An exact, complete copy of the data that follows is needed.

Start of EXERCISE MATERIALS

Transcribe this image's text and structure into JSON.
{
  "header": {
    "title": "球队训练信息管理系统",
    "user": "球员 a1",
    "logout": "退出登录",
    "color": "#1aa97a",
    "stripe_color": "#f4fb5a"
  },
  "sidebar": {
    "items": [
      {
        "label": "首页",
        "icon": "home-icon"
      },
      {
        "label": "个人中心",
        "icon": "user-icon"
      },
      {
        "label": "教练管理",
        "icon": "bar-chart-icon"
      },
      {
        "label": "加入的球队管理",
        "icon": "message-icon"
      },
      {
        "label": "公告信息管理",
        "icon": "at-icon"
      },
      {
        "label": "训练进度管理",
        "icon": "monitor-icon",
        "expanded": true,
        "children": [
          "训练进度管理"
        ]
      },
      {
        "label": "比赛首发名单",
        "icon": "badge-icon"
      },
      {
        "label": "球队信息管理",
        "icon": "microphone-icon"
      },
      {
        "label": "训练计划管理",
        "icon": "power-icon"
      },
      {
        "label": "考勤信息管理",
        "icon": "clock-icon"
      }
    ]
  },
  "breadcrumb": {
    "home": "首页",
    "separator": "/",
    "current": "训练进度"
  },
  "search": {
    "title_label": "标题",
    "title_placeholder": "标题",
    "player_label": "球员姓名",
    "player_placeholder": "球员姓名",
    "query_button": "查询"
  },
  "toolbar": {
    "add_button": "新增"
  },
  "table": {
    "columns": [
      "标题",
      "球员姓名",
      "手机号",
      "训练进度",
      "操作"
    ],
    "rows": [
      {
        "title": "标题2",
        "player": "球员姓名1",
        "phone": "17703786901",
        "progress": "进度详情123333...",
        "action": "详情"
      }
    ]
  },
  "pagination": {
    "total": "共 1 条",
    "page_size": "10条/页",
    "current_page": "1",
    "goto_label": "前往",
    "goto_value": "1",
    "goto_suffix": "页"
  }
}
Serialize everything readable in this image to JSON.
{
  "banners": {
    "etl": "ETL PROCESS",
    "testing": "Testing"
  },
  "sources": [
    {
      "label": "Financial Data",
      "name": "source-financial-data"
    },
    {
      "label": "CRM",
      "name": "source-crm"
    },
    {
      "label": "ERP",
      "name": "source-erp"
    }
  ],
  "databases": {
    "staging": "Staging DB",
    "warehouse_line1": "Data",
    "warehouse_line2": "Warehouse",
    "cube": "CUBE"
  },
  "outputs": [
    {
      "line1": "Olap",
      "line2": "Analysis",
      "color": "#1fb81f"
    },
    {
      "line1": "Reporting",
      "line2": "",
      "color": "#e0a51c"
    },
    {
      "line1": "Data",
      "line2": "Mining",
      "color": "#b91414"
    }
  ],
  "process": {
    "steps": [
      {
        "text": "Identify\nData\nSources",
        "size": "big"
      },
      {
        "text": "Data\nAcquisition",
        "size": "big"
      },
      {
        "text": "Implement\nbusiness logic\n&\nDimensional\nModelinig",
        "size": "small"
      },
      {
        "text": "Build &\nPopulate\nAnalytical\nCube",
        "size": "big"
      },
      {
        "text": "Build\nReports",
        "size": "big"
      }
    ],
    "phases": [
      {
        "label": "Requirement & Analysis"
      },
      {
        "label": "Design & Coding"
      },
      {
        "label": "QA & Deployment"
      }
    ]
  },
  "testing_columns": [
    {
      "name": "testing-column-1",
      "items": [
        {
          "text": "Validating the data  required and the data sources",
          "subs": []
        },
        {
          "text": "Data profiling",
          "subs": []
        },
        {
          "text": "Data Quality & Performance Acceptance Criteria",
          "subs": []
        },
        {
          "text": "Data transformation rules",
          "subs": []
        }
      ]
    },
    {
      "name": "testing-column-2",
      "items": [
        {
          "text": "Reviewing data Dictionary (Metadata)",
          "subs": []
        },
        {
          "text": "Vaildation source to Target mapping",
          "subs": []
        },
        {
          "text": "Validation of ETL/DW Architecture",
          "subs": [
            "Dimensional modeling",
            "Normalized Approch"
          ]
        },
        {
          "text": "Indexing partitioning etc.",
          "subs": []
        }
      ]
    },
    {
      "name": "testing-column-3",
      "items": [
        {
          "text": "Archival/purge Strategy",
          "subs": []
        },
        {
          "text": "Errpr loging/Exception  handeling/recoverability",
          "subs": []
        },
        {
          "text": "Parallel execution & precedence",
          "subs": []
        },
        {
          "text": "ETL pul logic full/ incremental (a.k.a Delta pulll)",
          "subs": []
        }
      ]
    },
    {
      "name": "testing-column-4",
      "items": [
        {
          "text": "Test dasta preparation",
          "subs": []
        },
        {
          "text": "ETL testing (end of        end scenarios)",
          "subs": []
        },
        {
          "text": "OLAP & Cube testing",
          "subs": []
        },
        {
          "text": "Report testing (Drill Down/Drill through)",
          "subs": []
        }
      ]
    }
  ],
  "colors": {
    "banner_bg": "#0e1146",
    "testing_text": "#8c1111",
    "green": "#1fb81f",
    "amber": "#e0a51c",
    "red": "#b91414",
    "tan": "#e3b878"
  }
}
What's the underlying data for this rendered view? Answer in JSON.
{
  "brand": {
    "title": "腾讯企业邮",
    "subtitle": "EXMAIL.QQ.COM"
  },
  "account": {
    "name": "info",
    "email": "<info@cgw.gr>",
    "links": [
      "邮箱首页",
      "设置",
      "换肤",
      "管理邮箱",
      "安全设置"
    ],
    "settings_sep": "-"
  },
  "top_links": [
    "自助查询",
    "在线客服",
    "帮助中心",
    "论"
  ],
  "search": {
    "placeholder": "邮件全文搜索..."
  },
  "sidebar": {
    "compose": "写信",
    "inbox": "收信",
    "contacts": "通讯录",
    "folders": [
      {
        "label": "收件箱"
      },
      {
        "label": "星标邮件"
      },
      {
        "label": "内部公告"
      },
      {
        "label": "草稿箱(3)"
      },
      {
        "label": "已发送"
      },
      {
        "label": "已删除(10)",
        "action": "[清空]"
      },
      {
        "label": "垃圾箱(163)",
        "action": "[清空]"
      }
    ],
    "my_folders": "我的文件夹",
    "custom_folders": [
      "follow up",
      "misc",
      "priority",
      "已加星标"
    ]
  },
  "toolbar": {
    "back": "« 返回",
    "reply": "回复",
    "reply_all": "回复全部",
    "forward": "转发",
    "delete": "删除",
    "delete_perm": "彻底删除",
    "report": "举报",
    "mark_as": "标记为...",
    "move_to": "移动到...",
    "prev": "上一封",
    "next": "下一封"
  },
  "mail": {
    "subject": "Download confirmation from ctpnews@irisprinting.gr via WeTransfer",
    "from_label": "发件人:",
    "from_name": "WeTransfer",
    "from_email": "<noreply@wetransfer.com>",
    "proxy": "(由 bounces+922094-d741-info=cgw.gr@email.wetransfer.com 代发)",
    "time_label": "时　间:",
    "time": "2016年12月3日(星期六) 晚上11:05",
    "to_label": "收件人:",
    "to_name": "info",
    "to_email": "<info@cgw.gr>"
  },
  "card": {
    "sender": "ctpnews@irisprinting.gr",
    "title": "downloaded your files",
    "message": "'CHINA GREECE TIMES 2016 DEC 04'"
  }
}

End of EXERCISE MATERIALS

» REPLY TO THE EXERCISE:
Transcribe this image's text and structure into JSON.
{
  "header": {
    "title": "球队训练信息管理系统",
    "user": "球员 a1",
    "logout": "退出登录",
    "color": "#1aa97a",
    "stripe_color": "#f4fb5a"
  },
  "sidebar": {
    "items": [
      {
        "label": "首页",
        "icon": "home-icon"
      },
      {
        "label": "个人中心",
        "icon": "user-icon"
      },
      {
        "label": "教练管理",
        "icon": "bar-chart-icon"
      },
      {
        "label": "加入的球队管理",
        "icon": "message-icon"
      },
      {
        "label": "公告信息管理",
        "icon": "at-icon"
      },
      {
        "label": "训练进度管理",
        "icon": "monitor-icon",
        "expanded": true,
        "children": [
          "训练进度管理"
        ]
      },
      {
        "label": "比赛首发名单",
        "icon": "badge-icon"
      },
      {
        "label": "球队信息管理",
        "icon": "microphone-icon"
      },
      {
        "label": "训练计划管理",
        "icon": "power-icon"
      },
      {
        "label": "考勤信息管理",
        "icon": "clock-icon"
      }
    ]
  },
  "breadcrumb": {
    "home": "首页",
    "separator": "/",
    "current": "训练进度"
  },
  "search": {
    "title_label": "标题",
    "title_placeholder": "标题",
    "player_label": "球员姓名",
    "player_placeholder": "球员姓名",
    "query_button": "查询"
  },
  "toolbar": {
    "add_button": "新增"
  },
  "table": {
    "columns": [
      "标题",
      "球员姓名",
      "手机号",
      "训练进度",
      "操作"
    ],
    "rows": [
      {
        "title": "标题2",
        "player": "球员姓名1",
        "phone": "17703786901",
        "progress": "进度详情123333...",
        "action": "详情"
      }
    ]
  },
  "pagination": {
    "total": "共 1 条",
    "page_size": "10条/页",
    "current_page": "1",
    "goto_label": "前往",
    "goto_value": "1",
    "goto_suffix": "页"
  }
}
Serialize everything readable in this image to JSON.
{
  "banners": {
    "etl": "ETL PROCESS",
    "testing": "Testing"
  },
  "sources": [
    {
      "label": "Financial Data",
      "name": "source-financial-data"
    },
    {
      "label": "CRM",
      "name": "source-crm"
    },
    {
      "label": "ERP",
      "name": "source-erp"
    }
  ],
  "databases": {
    "staging": "Staging DB",
    "warehouse_line1": "Data",
    "warehouse_line2": "Warehouse",
    "cube": "CUBE"
  },
  "outputs": [
    {
      "line1": "Olap",
      "line2": "Analysis",
      "color": "#1fb81f"
    },
    {
      "line1": "Reporting",
      "line2": "",
      "color": "#e0a51c"
    },
    {
      "line1": "Data",
      "line2": "Mining",
      "color": "#b91414"
    }
  ],
  "process": {
    "steps": [
      {
        "text": "Identify\nData\nSources",
        "size": "big"
      },
      {
        "text": "Data\nAcquisition",
        "size": "big"
      },
      {
        "text": "Implement\nbusiness logic\n&\nDimensional\nModelinig",
        "size": "small"
      },
      {
        "text": "Build &\nPopulate\nAnalytical\nCube",
        "size": "big"
      },
      {
        "text": "Build\nReports",
        "size": "big"
      }
    ],
    "phases": [
      {
        "label": "Requirement & Analysis"
      },
      {
        "label": "Design & Coding"
      },
      {
        "label": "QA & Deployment"
      }
    ]
  },
  "testing_columns": [
    {
      "name": "testing-column-1",
      "items": [
        {
          "text": "Validating the data  required and the data sources",
          "subs": []
        },
        {
          "text": "Data profiling",
          "subs": []
        },
        {
          "text": "Data Quality & Performance Acceptance Criteria",
          "subs": []
        },
        {
          "text": "Data transformation rules",
          "subs": []
        }
      ]
    },
    {
      "name": "testing-column-2",
      "items": [
        {
          "text": "Reviewing data Dictionary (Metadata)",
          "subs": []
        },
        {
          "text": "Vaildation source to Target mapping",
          "subs": []
        },
        {
          "text": "Validation of ETL/DW Architecture",
          "subs": [
            "Dimensional modeling",
            "Normalized Approch"
          ]
        },
        {
          "text": "Indexing partitioning etc.",
          "subs": []
        }
      ]
    },
    {
      "name": "testing-column-3",
      "items": [
        {
          "text": "Archival/purge Strategy",
          "subs": []
        },
        {
          "text": "Errpr loging/Exception  handeling/recoverability",
          "subs": []
        },
        {
          "text": "Parallel execution & precedence",
          "subs": []
        },
        {
          "text": "ETL pul logic full/ incremental (a.k.a Delta pulll)",
          "subs": []
        }
      ]
    },
    {
      "name": "testing-column-4",
      "items": [
        {
          "text": "Test dasta preparation",
          "subs": []
        },
        {
          "text": "ETL testing (end of        end scenarios)",
          "subs": []
        },
        {
          "text": "OLAP & Cube testing",
          "subs": []
        },
        {
          "text": "Report testing (Drill Down/Drill through)",
          "subs": []
        }
      ]
    }
  ],
  "colors": {
    "banner_bg": "#0e1146",
    "testing_text": "#8c1111",
    "green": "#1fb81f",
    "amber": "#e0a51c",
    "red": "#b91414",
    "tan": "#e3b878"
  }
}
What's the underlying data for this rendered view? Answer in JSON.
{
  "brand": {
    "title": "腾讯企业邮",
    "subtitle": "EXMAIL.QQ.COM"
  },
  "account": {
    "name": "info",
    "email": "<info@cgw.gr>",
    "links": [
      "邮箱首页",
      "设置",
      "换肤",
      "管理邮箱",
      "安全设置"
    ],
    "settings_sep": "-"
  },
  "top_links": [
    "自助查询",
    "在线客服",
    "帮助中心",
    "论"
  ],
  "search": {
    "placeholder": "邮件全文搜索..."
  },
  "sidebar": {
    "compose": "写信",
    "inbox": "收信",
    "contacts": "通讯录",
    "folders": [
      {
        "label": "收件箱"
      },
      {
        "label": "星标邮件"
      },
      {
        "label": "内部公告"
      },
      {
        "label": "草稿箱(3)"
      },
      {
        "label": "已发送"
      },
      {
        "label": "已删除(10)",
        "action": "[清空]"
      },
      {
        "label": "垃圾箱(163)",
        "action": "[清空]"
      }
    ],
    "my_folders": "我的文件夹",
    "custom_folders": [
      "follow up",
      "misc",
      "priority",
      "已加星标"
    ]
  },
  "toolbar": {
    "back": "« 返回",
    "reply": "回复",
    "reply_all": "回复全部",
    "forward": "转发",
    "delete": "删除",
    "delete_perm": "彻底删除",
    "report": "举报",
    "mark_as": "标记为...",
    "move_to": "移动到...",
    "prev": "上一封",
    "next": "下一封"
  },
  "mail": {
    "subject": "Download confirmation from ctpnews@irisprinting.gr via WeTransfer",
    "from_label": "发件人:",
    "from_name": "WeTransfer",
    "from_email": "<noreply@wetransfer.com>",
    "proxy": "(由 bounces+922094-d741-info=cgw.gr@email.wetransfer.com 代发)",
    "time_label": "时　间:",
    "time": "2016年12月3日(星期六) 晚上11:05",
    "to_label": "收件人:",
    "to_name": "info",
    "to_email": "<info@cgw.gr>"
  },
  "card": {
    "sender": "ctpnews@irisprinting.gr",
    "title": "downloaded your files",
    "message": "'CHINA GREECE TIMES 2016 DEC 04'"
  }
}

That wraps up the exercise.